What to do: Please go through the records below and return every line holding the word "JSON".

Start of Provided material

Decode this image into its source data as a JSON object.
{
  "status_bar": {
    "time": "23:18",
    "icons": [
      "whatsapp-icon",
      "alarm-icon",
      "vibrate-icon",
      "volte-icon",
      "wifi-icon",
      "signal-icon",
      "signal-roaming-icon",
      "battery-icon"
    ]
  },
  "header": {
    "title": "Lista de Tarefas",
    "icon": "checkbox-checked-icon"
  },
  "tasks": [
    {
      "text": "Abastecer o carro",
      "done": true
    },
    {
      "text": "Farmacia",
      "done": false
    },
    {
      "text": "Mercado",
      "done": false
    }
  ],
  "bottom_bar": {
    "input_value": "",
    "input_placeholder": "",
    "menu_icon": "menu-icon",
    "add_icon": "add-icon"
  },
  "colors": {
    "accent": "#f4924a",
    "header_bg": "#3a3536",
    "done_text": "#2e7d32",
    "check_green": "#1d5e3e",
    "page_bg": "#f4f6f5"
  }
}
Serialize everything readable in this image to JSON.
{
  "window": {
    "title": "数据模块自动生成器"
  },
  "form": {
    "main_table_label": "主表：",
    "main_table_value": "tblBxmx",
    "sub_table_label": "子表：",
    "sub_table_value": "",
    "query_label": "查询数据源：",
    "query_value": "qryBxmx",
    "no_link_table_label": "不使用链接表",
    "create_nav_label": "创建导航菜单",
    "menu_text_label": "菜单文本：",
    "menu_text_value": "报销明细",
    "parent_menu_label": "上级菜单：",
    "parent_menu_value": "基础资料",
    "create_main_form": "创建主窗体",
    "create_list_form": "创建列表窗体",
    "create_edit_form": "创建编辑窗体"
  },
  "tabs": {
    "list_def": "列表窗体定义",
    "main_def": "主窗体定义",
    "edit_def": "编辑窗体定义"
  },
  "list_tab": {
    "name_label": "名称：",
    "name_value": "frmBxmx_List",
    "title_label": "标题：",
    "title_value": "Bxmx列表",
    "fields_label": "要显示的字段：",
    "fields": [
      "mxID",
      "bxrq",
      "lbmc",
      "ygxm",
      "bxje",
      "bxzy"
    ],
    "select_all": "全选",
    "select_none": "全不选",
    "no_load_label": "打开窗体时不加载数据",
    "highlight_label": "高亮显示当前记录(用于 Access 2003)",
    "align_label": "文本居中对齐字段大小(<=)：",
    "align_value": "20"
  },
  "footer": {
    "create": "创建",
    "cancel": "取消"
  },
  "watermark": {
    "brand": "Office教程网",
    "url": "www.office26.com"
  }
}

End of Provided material

Response:
Decode this image into its source data as a JSON object.
Serialize everything readable in this image to JSON.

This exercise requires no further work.